MODULE 1. Overview of renewable energy sources
MODULE 2. Characterization of Biomass
MODULE 3. Thermochemical conversion Technology (TCCT)
MODULE 4. Biochemical conversion Technology-Biogas...
MODULE 5. Bio-fuels (BCCT)
MODULE 6. Solar Energy Conversion System (SECS)
MODULE 7. Hydro-Energy Conversion System (HECS)
MODULE 8. Wind Energy Conversion System (WECS)
MODULE 9. Ocean Energy Conversion System (OECS)
MODULE 10. Energy conservation in agriculture
LESSON 9. Removal of tar and impurities from gasification
High molecular weight compounds in the gas downstream of the gasifier begin to condense at temperatures less than 450oC.The condensed material termed tar is partly deposited on the walls of the piping and partly remaining as an aerosol in the gas. The tar content hinders the removal of particulates from the gas and also causes problems with the subsequent utilization of the product gas. The type of biomass largely determines the nature of the tar produced which is also influenced by the gasification process and the operating conditions. Air gasification produces a low viscosity /low reactivity tar with a low molecular weight. High temperature gasification gives a tar with low oxygen content, consisting mostly of hydrocarbons. Research has shown the fixed bed down draft gasifier to be most capable of producing a low tar/tar free gas.
Two strategies can be applied to the removal of tar.
1. Improvement of the gasification technology so that no /little tar is produced.
2. Development of Tar removal processes.
Tar can be cracked into lower molecular weight compounds using either catalytic or thermal processes. Catalytic cracking takes place at 800-900oCand thermal cracking at 900-1100oC. As gasification is usually in the range 800-900oC, thermal cracking requires additional energy to heat the gas, which is usually achieved by introducing a small volume of air to enable combustion of part of gas to raise the temperature. While an effective method, thermal reducing the overall efficiency of conversion of biomass energy to gasification process. Catalytic cracking is therefore preferred, using catalysts such as dolomite, olivine and nickel compounds. A uniform and high temperature has been found to be the ideal combination to achieve the total cracking of tar.

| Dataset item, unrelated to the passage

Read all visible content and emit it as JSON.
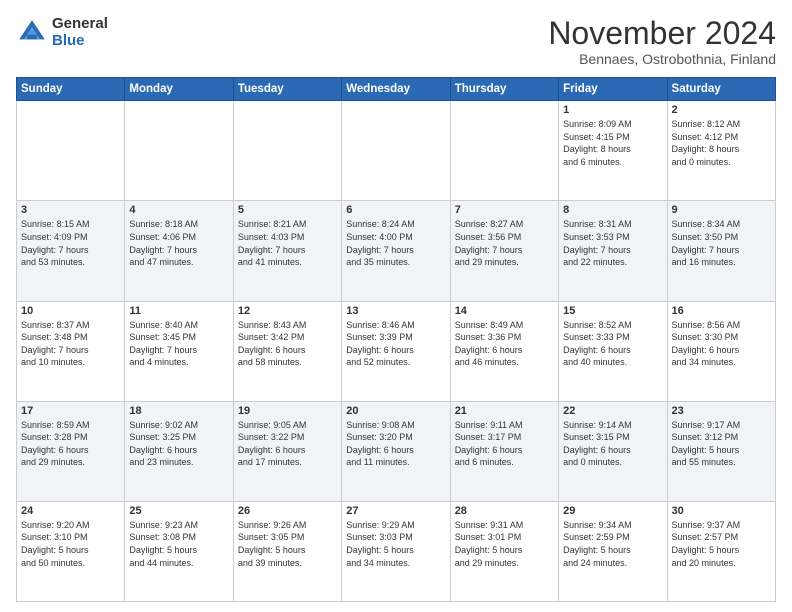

Production of a very low tar content gas is best achieved by cooling the gas to 60-80oC with water and using electrostatic precipitators to capture any aerosols. However, this approach collects water condensed from the gas during cooling, resulting in a waste water heavily contaminated with dissolved organic substances, which require appropriate treatment and/or disposal.
The removal of N,S,Cl and other trace elements volatilized from the biomass during gasification is usually required for the most end users of the gas. Nitrogen compounds are mainly as ammonia, with some hydrogen cyanide being possible and can’t be removed by filtration but require wet scrubbing with water or aqeous solutions, which cools the gas to about 50oC.The alternative to wet scrubbing is to leave the N compounds and to use low-NOx techniques during combustion, or selective catalytic reduction of the nitrogen oxides in the flue gas.
Chlorine content in the biomass is present usually as HCl in the gas from the gasifier, the concentration depending on the feed stock and gasification conditions. The removal of HCl is typically undertaken by wet scrubbing or absorption on active materials such as CaO/MgO.
The alkali components in the biomass particularly, Na and K compounds, are volatiles at high temperatures but it is uncertain which compounds are actually present in the gas. The alkali compounds cause corrosion of ceramic filters and turbine blades and the best way to reduce the concentration is to cool the gases to about 500 oC to condense the compounds and then filter the gas.